Task brief | Return each line of the data below that contains the string "JSON".

Input for this task |
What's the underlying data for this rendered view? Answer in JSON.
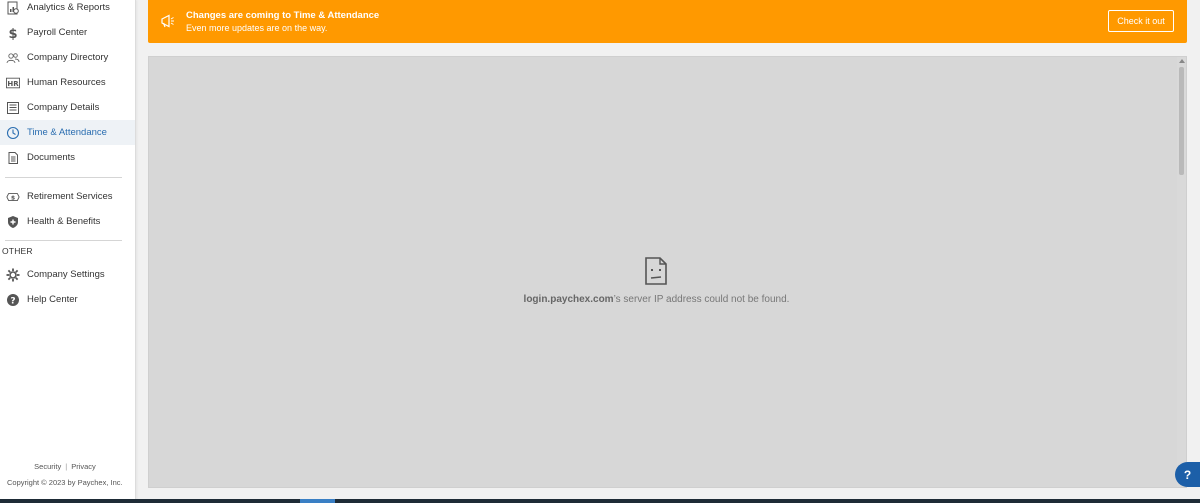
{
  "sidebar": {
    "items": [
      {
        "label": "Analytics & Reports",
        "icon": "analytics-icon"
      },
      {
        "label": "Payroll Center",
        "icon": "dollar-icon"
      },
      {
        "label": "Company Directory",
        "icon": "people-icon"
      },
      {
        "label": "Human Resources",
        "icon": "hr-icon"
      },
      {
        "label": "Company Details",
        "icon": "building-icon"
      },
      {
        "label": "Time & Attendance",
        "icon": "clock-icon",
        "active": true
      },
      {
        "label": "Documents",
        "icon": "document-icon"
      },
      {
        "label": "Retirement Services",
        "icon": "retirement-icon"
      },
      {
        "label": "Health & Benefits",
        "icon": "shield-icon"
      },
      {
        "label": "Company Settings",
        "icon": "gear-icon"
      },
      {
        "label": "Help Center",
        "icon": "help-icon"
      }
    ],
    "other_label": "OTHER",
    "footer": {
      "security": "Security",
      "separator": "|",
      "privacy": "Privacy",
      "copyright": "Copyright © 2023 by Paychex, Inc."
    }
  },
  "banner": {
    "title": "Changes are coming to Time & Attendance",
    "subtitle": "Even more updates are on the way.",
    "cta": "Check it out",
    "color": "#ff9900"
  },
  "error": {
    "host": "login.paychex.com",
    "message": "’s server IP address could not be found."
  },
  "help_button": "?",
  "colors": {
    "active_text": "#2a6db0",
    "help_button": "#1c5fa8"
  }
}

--

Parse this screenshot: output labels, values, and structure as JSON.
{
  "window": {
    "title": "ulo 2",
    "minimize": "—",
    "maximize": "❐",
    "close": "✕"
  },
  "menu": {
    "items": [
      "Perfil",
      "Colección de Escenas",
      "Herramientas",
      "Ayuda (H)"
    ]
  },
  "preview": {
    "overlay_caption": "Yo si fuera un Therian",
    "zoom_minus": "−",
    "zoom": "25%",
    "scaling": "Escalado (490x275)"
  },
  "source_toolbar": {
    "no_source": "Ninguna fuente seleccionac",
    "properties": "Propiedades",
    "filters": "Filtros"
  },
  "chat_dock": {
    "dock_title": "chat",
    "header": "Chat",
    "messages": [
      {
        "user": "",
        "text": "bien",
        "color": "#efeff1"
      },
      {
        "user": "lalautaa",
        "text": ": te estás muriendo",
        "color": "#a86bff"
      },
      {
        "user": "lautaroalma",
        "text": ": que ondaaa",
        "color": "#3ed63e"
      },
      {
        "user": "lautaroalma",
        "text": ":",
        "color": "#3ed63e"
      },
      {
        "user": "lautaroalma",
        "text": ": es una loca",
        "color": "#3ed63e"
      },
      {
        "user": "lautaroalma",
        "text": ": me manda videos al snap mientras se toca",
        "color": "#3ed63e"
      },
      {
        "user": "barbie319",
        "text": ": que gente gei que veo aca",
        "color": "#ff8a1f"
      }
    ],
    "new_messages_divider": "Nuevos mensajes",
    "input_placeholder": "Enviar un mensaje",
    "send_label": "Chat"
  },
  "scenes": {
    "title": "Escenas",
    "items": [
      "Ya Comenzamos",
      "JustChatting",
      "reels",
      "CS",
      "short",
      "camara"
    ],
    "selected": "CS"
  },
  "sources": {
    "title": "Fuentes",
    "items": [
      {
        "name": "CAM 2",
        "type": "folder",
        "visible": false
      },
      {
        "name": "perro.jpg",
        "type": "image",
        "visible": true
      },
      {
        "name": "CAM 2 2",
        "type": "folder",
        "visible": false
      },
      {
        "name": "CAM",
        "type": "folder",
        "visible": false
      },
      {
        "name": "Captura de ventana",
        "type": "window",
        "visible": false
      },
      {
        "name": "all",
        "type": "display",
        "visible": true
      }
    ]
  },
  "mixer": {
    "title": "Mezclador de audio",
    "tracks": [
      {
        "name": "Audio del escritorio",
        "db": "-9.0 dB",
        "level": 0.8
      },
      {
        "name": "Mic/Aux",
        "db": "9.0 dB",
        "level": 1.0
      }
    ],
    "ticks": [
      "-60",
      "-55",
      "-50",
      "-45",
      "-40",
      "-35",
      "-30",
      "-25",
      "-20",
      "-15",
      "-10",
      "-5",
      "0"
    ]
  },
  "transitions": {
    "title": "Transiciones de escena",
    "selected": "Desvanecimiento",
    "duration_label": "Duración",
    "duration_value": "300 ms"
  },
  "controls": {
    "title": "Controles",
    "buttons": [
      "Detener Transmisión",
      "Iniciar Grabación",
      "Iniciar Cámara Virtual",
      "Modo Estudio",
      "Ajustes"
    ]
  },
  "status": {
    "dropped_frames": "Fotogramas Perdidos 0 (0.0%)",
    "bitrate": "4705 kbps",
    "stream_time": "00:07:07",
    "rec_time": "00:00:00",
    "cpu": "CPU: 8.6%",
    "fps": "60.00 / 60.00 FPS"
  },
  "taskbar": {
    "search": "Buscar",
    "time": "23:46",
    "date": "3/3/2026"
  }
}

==

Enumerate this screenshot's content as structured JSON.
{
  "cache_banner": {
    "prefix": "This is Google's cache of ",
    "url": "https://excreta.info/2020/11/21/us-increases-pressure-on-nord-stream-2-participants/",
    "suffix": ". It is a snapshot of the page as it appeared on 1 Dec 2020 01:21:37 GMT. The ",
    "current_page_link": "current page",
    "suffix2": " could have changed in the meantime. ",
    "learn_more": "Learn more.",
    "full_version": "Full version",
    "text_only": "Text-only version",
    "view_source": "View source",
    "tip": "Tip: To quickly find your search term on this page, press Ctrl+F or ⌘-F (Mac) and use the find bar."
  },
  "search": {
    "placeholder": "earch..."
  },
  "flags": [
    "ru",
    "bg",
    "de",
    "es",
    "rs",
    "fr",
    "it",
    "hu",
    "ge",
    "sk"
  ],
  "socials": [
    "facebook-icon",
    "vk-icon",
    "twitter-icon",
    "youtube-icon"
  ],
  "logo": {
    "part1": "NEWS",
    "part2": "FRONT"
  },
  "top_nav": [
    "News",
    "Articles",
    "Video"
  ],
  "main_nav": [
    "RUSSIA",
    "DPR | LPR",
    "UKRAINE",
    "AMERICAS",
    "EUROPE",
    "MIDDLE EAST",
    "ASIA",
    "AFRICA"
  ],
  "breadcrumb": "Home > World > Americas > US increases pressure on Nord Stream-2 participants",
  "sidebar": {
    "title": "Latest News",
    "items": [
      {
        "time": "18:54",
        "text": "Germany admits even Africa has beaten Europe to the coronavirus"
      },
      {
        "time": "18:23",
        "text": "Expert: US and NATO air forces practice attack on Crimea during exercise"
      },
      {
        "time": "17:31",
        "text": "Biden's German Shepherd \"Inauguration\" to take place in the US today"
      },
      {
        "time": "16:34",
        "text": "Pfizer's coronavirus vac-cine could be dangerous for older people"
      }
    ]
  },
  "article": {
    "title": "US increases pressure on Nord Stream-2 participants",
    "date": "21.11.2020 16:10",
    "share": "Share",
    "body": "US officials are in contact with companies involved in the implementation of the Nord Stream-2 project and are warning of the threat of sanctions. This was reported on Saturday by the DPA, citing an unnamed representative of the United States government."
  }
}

Solution to the problem |
What's the underlying data for this rendered view? Answer in JSON.
Parse this screenshot: output labels, values, and structure as JSON.
Enumerate this screenshot's content as structured JSON.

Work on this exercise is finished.